> _REQUIRED ACTION_
The answer must be one number: how many lines of the records contain "What".

> _PROVIDED MATERIAL_
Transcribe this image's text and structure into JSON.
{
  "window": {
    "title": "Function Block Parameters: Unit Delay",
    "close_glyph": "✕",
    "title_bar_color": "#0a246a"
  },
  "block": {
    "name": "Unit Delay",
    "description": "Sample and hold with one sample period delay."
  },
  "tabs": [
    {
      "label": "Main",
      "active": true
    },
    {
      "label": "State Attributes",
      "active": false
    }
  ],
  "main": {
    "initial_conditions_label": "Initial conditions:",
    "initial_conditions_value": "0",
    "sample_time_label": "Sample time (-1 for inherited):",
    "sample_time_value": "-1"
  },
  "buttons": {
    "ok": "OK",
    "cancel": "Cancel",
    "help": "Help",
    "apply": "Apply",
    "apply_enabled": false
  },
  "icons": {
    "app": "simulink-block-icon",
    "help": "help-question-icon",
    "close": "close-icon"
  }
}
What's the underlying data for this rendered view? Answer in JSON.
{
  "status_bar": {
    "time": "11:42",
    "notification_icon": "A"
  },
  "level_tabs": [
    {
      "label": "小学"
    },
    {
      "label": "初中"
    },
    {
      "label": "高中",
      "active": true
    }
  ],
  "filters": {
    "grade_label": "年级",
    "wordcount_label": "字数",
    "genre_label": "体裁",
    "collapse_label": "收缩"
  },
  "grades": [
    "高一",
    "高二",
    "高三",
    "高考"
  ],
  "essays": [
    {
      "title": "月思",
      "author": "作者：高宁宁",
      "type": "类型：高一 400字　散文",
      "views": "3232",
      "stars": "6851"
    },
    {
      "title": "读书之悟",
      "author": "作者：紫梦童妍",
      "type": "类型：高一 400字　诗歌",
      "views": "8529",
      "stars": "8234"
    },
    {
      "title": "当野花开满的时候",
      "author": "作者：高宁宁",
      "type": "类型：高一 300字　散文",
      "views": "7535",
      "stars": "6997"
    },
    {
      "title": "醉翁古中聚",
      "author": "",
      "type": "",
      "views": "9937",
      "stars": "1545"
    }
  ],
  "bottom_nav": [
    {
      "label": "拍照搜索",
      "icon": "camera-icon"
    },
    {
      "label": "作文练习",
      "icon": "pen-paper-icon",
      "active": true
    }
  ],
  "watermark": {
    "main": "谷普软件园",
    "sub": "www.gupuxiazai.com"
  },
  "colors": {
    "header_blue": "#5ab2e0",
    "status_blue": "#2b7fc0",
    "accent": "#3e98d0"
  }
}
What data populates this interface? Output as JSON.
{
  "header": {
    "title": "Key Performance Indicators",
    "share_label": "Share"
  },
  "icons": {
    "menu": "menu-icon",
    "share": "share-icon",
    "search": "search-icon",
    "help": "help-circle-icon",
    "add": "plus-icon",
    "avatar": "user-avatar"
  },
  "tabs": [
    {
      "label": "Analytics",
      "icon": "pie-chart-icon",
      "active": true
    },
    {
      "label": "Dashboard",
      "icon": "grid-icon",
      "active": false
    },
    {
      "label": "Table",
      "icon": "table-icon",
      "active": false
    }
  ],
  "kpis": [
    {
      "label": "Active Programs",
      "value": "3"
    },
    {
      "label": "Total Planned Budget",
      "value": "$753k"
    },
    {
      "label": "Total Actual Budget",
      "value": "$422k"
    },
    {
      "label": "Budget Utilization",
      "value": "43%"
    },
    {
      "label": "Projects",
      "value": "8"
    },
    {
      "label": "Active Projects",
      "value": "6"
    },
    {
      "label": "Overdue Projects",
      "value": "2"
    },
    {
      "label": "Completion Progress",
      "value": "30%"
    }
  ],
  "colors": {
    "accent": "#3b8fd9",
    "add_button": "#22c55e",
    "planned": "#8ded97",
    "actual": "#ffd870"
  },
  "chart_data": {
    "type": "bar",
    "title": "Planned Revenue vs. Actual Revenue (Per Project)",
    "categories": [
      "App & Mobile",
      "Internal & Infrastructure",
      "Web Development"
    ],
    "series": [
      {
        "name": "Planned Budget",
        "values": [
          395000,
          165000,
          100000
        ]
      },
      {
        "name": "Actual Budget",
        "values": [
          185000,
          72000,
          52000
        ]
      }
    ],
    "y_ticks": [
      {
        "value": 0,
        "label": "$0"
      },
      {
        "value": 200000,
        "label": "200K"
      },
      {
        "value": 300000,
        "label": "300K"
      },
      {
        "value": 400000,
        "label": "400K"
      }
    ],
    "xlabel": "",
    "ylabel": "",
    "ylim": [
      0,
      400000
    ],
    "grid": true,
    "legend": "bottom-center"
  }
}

> _ANSWER TO THIS PROBLEM_
2